Task
Without skipping anything, write out each record below exactly.

Data provided
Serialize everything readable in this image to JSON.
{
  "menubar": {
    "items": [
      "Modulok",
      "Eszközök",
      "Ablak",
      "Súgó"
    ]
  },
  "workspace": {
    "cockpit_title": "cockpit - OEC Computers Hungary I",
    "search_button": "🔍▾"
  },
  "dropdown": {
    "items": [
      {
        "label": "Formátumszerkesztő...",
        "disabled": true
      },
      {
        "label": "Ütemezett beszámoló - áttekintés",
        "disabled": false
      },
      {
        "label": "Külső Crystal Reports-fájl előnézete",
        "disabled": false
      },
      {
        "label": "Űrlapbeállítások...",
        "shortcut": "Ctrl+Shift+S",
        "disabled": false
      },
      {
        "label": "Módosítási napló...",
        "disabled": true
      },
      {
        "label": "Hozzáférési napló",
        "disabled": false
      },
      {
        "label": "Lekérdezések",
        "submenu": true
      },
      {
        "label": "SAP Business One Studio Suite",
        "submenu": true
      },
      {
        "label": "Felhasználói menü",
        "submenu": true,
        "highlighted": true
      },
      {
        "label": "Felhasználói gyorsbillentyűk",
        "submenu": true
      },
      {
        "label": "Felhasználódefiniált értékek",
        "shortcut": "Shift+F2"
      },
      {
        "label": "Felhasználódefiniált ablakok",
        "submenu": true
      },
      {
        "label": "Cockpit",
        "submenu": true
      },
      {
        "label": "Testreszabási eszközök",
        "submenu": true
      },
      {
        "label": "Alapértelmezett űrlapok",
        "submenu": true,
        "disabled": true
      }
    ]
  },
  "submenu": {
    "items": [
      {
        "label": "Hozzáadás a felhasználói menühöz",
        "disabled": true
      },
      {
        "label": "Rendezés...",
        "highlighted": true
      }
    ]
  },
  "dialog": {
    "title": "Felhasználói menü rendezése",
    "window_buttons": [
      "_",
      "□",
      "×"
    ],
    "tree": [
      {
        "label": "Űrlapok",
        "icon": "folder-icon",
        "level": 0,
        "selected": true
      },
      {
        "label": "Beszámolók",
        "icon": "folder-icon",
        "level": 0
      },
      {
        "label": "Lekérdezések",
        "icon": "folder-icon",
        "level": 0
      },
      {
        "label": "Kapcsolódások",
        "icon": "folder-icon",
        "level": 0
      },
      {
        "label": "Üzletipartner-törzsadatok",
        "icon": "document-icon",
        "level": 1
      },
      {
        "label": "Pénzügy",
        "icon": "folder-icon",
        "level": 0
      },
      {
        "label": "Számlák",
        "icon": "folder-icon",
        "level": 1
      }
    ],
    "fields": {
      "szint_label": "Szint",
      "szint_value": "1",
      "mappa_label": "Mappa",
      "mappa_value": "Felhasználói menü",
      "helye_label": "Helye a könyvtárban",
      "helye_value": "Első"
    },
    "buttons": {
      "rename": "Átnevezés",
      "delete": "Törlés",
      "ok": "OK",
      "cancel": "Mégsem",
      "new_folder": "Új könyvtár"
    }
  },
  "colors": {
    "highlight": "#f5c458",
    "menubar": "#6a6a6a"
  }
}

Output for this task
Serialize everything readable in this image to JSON.
{
  "menubar": {
    "items": [
      "Modulok",
      "Eszközök",
      "Ablak",
      "Súgó"
    ]
  },
  "workspace": {
    "cockpit_title": "cockpit - OEC Computers Hungary I",
    "search_button": "🔍▾"
  },
  "dropdown": {
    "items": [
      {
        "label": "Formátumszerkesztő...",
        "disabled": true
      },
      {
        "label": "Ütemezett beszámoló - áttekintés",
        "disabled": false
      },
      {
        "label": "Külső Crystal Reports-fájl előnézete",
        "disabled": false
      },
      {
        "label": "Űrlapbeállítások...",
        "shortcut": "Ctrl+Shift+S",
        "disabled": false
      },
      {
        "label": "Módosítási napló...",
        "disabled": true
      },
      {
        "label": "Hozzáférési napló",
        "disabled": false
      },
      {
        "label": "Lekérdezések",
        "submenu": true
      },
      {
        "label": "SAP Business One Studio Suite",
        "submenu": true
      },
      {
        "label": "Felhasználói menü",
        "submenu": true,
        "highlighted": true
      },
      {
        "label": "Felhasználói gyorsbillentyűk",
        "submenu": true
      },
      {
        "label": "Felhasználódefiniált értékek",
        "shortcut": "Shift+F2"
      },
      {
        "label": "Felhasználódefiniált ablakok",
        "submenu": true
      },
      {
        "label": "Cockpit",
        "submenu": true
      },
      {
        "label": "Testreszabási eszközök",
        "submenu": true
      },
      {
        "label": "Alapértelmezett űrlapok",
        "submenu": true,
        "disabled": true
      }
    ]
  },
  "submenu": {
    "items": [
      {
        "label": "Hozzáadás a felhasználói menühöz",
        "disabled": true
      },
      {
        "label": "Rendezés...",
        "highlighted": true
      }
    ]
  },
  "dialog": {
    "title": "Felhasználói menü rendezése",
    "window_buttons": [
      "_",
      "□",
      "×"
    ],
    "tree": [
      {
        "label": "Űrlapok",
        "icon": "folder-icon",
        "level": 0,
        "selected": true
      },
      {
        "label": "Beszámolók",
        "icon": "folder-icon",
        "level": 0
      },
      {
        "label": "Lekérdezések",
        "icon": "folder-icon",
        "level": 0
      },
      {
        "label": "Kapcsolódások",
        "icon": "folder-icon",
        "level": 0
      },
      {
        "label": "Üzletipartner-törzsadatok",
        "icon": "document-icon",
        "level": 1
      },
      {
        "label": "Pénzügy",
        "icon": "folder-icon",
        "level": 0
      },
      {
        "label": "Számlák",
        "icon": "folder-icon",
        "level": 1
      }
    ],
    "fields": {
      "szint_label": "Szint",
      "szint_value": "1",
      "mappa_label": "Mappa",
      "mappa_value": "Felhasználói menü",
      "helye_label": "Helye a könyvtárban",
      "helye_value": "Első"
    },
    "buttons": {
      "rename": "Átnevezés",
      "delete": "Törlés",
      "ok": "OK",
      "cancel": "Mégsem",
      "new_folder": "Új könyvtár"
    }
  },
  "colors": {
    "highlight": "#f5c458",
    "menubar": "#6a6a6a"
  }
}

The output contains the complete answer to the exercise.